Squats are great lower-body exercises, and a staple of virtually any strength training or mobility routine. But if you have tight hips, squats can also lead to some discomfort in your hip flexors, ranging from a mild feeling of tightness to a searing pain. Here's what you need to know to prevent and treat hip pain while squatting.

Start with some detective work: If you feel a deep pinch in your hip joint when squatting, you may be dealing with femoroacetabular impingement. That impingement can be caused by poor core stability, a tight hip muscle, or — most surprisingly — a stiff ankle that makes it difficult to let your knee track forward and over your foot as you sink into the squat (via Active PT and Sport Physical Therapy). That's the most typical cause of hip pain, but there are several other alternative issues, from hip bursitis to arthritis.

When you first notice the pain occurring, take a few days off from any exercise that exacerbates the pain in your hip. If this is a common occurrence, seek professional help from a doctor (to rule out any structural issues like osteonecrosis), or a physical therapist who can assess your flexibility and mobility and recommend exercises to help improve your squats (via Healthline).

Why do squats matter?

Getting to the bottom of what's causing your pain during squats is important. Because squatting is a functional exercise — one that you do throughout the day naturally, when picking up groceries or a child, for example — being able to perform this basic movement isn't just about fitness, it's about quality of life. Therefore, it's one of the most foundational exercises.

"Squats are a great exercise because they activate so many bones and joints at once, such as the hips, knees, feet, and ankles, as well as muscles like the quads, gluteals, hip flexors, hamstrings, and calves," physical therapist Andy Sobuta told Harvard Health Publishing. Being able to do a squat is a great indicator that you're healthy, so don't simply give up on your workouts after the first sign of pain: Work with an expert to diagnose and treat your hip pain before it impacts your quality of life.
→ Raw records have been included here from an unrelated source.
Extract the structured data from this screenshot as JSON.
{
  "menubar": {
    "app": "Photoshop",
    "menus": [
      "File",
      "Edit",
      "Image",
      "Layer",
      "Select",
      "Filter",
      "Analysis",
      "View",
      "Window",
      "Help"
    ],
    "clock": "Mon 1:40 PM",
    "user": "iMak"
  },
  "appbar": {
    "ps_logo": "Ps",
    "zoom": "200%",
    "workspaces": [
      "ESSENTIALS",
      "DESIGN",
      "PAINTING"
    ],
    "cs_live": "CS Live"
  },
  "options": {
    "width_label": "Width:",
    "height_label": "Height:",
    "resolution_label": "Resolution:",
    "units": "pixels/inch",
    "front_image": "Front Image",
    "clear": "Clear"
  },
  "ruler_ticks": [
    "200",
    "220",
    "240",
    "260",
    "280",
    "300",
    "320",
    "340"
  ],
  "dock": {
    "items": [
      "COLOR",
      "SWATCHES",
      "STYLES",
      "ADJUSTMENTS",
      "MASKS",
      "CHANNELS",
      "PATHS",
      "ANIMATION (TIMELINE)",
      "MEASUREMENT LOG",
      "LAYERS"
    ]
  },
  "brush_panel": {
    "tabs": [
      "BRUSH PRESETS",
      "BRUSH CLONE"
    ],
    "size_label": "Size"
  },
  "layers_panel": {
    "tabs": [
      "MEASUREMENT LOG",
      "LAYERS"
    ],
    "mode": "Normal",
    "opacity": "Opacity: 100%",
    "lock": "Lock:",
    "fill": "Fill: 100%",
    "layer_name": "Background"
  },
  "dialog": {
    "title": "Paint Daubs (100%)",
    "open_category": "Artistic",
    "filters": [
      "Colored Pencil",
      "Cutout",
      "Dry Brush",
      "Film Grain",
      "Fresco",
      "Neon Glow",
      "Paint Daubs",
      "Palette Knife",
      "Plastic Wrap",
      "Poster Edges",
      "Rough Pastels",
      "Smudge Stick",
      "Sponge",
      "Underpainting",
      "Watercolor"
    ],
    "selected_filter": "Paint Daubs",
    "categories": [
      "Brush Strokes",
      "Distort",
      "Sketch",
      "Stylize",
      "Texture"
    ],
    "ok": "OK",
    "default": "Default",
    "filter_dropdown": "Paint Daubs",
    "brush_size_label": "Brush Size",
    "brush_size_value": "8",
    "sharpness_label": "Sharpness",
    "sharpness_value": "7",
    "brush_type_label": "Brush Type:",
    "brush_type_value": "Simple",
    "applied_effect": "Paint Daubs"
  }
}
Don't forget: If intense pain continues after your workout ends, if you can't put weight on your leg, or if you're feeling any other symptoms that could indicate a more serious infection, seek medical attention right away (via the Mayo Clinic).